Gerald C. Grimaud, for petitioners.
Louis A. Naugle, Assistant Counsel, for respondent.
Robert J. Shostak, with him Pamela S. Goodwin, Shostak & Rosen, P.C., for intervenor.
President Judge Crumlish, Jr. and Judges Mencer, Rogers, Williams, Jr. and Craig. Opinion by President Judge Crumlish, Jr. Judge Palladino did not participate in the decision in this case.
The Susquehanna County Board of Commissioners, on behalf of that County (County), in this petition for review appeals an Environmental Hearing Board (EHB) dismissal of several County appeals from Department of Environmental Resources (DER) orders.*fn1 Lyncott Corporation (Lyncott) intervenes. We affirm.
Lyncott operates a sanitary landfill operation, located in the County, under water quality and solid waste management permits issued by DER. DER from time to time amends these outstanding permits by granting supplemental waste and stream approvals. Although the County initially was allowed to challenge each amendment, EHB dismissed all appeals, for lack of standing, subsequent to our decision in Strasburg Associates v. Newlin Township, 52 Pa. Commonwealth Ct. 514, 415 A.2d 1014 (1980).*fn2
The standing issue was argued recently before this Court by the same parties, see Susquehanna County v. Department of Environmental Resources, 58 Pa. Commonwealth Ct. 381, 427 A.2d 1266 (1981), and we hold this to be controlling. See also Franklin Township v. Department of Environmental Resources, 62 Pa. Commonwealth Ct. 205, 435 A.2d 675 (1981). In Susquehanna County, we denied standing, reasoning that the County stood in no different position than did Newlin Township in Strasburg, i.e., that the County had failed to demonstrate that DER's action either adversely affected its purpose in carrying out its local governmental functions or acted to affect the rights of the individual property owners against the DER in which the County would act as trustee. Susquehanna County at 386, 427 A.2d at 1268. The County in this case proffers a novel standing argument, based on the Pennsylvania Real Estate Tax Sale Law,*fn3 that it has a substantial,
immediate and direct pecuniary interest in the regulation of solid waste landfills within its boundaries.
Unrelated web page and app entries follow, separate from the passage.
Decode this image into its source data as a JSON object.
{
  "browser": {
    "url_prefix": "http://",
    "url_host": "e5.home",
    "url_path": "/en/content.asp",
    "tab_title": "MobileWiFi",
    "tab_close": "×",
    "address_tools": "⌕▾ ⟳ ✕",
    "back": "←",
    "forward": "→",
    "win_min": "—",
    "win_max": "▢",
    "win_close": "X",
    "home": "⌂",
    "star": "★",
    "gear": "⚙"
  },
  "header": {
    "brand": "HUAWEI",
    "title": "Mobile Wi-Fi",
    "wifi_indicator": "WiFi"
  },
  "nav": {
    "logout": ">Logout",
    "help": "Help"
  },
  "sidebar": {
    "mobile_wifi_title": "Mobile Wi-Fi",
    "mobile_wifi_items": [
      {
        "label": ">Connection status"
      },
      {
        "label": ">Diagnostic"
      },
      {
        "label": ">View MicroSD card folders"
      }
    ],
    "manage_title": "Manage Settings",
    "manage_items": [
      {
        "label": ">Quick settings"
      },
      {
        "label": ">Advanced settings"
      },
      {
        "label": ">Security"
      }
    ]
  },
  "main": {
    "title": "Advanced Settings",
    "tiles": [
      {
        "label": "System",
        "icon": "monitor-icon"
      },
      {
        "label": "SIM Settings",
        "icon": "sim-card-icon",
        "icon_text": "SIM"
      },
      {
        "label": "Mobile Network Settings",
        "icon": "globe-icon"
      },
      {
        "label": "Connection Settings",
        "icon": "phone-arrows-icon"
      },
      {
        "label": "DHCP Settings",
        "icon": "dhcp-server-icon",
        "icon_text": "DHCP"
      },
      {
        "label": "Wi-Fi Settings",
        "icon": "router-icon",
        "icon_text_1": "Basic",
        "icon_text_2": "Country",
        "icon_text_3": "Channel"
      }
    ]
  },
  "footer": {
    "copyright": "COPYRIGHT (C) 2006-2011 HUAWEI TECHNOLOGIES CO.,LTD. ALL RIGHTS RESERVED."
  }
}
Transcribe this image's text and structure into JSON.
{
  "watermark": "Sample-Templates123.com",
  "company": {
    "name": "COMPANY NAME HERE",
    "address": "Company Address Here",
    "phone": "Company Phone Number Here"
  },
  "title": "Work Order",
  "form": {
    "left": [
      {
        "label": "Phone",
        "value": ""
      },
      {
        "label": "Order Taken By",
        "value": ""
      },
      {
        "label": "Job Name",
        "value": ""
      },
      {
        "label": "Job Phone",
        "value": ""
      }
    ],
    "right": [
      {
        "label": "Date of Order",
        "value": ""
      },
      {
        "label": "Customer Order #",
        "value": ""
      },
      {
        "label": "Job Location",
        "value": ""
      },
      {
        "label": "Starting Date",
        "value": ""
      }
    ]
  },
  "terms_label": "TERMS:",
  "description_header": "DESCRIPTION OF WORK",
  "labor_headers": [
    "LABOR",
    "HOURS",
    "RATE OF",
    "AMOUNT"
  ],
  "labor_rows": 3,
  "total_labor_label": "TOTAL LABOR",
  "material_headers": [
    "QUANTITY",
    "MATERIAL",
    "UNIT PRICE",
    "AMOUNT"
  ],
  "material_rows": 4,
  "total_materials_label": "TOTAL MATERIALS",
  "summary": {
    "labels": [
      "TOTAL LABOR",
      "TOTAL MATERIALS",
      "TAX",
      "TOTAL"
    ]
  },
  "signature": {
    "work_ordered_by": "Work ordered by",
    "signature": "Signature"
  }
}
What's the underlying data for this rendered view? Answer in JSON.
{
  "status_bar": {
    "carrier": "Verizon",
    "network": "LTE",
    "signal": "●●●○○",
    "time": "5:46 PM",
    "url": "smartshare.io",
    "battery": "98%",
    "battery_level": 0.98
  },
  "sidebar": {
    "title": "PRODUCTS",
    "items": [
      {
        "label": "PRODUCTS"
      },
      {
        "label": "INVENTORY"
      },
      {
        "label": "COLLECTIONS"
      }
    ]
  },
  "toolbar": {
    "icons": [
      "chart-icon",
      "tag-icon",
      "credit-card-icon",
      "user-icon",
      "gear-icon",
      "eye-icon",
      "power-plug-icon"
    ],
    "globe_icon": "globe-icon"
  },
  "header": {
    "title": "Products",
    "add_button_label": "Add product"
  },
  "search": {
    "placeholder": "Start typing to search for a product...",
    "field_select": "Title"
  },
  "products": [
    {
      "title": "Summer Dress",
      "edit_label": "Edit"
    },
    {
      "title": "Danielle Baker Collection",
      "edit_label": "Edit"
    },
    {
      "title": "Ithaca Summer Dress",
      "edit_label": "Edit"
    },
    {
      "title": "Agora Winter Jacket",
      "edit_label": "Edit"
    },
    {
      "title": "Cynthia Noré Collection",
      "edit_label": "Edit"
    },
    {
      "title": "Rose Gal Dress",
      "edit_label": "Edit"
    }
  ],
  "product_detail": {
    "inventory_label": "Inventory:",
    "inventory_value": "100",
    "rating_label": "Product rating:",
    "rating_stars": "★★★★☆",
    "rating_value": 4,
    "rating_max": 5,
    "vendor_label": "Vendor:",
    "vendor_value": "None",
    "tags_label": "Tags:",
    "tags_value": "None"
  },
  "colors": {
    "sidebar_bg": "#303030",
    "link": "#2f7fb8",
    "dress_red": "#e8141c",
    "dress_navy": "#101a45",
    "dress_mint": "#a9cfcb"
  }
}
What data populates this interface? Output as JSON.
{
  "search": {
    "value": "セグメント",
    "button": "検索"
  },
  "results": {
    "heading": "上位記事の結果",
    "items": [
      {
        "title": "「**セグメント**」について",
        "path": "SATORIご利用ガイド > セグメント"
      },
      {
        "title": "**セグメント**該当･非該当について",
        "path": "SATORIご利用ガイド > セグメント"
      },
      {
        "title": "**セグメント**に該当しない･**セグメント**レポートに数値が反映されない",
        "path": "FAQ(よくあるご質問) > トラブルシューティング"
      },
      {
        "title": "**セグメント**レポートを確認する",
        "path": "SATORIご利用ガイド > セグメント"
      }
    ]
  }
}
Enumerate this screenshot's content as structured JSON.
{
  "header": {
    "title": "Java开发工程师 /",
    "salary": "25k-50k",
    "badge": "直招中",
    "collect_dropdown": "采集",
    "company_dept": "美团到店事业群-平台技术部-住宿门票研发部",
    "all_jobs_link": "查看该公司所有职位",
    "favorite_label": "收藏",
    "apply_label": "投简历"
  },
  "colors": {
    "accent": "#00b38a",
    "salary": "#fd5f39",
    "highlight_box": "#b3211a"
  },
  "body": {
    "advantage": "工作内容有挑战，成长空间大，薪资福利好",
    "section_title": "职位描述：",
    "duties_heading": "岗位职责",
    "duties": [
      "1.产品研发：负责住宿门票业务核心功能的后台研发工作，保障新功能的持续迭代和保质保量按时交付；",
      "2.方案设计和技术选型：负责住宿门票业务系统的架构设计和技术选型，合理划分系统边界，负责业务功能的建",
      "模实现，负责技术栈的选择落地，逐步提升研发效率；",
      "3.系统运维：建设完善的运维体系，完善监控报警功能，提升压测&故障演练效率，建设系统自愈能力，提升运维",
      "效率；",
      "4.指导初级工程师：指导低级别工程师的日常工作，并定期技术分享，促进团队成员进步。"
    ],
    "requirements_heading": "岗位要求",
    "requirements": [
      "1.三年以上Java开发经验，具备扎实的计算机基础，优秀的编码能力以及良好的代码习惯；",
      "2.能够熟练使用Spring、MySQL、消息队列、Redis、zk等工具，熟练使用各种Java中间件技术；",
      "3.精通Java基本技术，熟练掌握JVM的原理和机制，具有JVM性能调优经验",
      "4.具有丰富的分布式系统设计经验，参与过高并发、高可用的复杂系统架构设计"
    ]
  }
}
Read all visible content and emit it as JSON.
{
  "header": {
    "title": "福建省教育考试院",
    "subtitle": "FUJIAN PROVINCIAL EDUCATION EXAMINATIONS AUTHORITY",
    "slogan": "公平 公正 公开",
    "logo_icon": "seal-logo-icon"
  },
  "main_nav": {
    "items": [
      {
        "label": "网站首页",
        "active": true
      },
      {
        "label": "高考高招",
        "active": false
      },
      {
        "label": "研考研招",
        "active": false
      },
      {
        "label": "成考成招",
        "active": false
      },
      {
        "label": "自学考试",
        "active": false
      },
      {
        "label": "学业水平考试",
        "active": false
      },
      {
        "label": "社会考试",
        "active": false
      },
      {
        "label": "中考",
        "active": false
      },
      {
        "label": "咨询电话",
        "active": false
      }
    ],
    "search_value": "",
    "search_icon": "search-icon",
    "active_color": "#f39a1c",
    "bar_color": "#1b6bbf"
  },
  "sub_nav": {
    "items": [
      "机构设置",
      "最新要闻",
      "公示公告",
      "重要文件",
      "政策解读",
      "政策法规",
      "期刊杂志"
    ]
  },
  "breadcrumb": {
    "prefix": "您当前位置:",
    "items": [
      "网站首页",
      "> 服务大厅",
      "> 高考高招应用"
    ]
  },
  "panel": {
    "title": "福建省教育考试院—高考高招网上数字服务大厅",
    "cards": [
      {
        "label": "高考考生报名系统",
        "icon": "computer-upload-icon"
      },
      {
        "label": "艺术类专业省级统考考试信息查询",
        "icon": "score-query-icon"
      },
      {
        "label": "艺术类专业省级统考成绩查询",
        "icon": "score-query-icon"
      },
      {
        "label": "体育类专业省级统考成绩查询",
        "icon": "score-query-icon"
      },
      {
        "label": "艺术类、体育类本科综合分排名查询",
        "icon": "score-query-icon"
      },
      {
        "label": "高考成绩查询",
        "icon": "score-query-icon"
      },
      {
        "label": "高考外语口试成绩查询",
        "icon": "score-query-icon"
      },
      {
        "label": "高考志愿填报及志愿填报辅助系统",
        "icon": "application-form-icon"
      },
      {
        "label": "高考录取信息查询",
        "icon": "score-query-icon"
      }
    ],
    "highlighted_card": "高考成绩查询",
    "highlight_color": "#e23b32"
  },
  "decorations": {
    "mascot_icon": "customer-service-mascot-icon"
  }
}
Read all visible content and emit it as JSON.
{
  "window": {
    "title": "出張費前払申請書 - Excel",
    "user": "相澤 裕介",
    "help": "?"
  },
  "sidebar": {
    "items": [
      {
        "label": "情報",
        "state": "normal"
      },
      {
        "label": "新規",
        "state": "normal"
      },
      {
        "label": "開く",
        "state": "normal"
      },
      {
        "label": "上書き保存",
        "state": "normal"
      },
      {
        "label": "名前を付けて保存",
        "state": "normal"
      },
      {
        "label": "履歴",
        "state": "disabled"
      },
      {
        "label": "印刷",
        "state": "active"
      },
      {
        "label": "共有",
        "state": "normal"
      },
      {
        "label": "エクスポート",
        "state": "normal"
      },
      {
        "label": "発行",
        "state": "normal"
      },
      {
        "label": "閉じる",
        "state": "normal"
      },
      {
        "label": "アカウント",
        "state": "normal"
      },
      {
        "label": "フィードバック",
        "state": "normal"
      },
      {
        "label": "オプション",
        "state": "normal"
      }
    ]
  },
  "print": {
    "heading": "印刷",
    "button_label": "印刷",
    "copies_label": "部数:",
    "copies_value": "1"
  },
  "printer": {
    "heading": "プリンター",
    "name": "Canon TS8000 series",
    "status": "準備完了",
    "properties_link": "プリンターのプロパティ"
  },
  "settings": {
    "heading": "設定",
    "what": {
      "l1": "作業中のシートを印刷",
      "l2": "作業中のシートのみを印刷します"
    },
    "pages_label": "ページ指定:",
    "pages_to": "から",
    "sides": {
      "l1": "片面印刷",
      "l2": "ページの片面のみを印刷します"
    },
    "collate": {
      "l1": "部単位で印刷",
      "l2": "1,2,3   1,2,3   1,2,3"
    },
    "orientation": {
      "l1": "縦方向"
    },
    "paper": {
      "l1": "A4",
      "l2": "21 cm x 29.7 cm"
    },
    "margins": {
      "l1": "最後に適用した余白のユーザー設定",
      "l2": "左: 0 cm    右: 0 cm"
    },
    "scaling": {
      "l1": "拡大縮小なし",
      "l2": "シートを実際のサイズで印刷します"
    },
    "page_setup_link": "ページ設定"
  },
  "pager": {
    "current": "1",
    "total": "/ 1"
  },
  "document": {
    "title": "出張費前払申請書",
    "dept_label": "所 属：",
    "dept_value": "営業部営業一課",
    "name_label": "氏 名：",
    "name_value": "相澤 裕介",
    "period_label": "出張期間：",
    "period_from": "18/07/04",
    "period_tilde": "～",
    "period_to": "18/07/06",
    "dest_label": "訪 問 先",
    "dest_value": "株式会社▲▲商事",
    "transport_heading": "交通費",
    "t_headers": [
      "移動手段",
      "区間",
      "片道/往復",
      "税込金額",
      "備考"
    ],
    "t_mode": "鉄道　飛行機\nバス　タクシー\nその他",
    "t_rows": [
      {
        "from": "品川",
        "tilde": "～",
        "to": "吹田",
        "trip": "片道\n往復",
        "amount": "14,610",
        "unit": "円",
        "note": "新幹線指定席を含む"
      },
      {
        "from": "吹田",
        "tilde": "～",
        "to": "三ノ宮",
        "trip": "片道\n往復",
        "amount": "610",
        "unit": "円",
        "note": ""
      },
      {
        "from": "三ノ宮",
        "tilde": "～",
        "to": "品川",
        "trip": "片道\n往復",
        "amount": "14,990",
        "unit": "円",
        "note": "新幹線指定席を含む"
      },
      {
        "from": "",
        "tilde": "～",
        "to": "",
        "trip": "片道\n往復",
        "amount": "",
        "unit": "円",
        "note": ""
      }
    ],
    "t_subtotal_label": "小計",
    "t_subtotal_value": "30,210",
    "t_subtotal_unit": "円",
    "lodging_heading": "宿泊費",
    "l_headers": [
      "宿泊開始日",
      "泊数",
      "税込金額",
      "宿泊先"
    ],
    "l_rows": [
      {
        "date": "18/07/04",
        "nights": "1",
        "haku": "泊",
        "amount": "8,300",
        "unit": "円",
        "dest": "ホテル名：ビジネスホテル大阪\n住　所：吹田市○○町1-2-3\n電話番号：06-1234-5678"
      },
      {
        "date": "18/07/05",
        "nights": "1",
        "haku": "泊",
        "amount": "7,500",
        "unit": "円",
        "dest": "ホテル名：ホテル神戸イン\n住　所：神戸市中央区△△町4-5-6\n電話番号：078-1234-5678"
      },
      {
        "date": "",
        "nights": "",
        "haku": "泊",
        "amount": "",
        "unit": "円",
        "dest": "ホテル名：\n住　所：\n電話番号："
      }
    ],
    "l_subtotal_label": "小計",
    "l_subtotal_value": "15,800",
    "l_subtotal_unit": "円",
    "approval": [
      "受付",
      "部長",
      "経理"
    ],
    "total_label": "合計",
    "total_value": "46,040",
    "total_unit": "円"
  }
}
This thesis, however, is too speculative,*fn4 and the County cannot rely on this to fulfill the standing requirements delineated in William Penn Parking Garage, Inc. v. Pittsburgh, 464 Pa. 168, 346 A.2d 269 (1975).
Since the County has failed to demonstrate that it is an aggrieved party with a substantial, immediate and direct interest in the matter at ...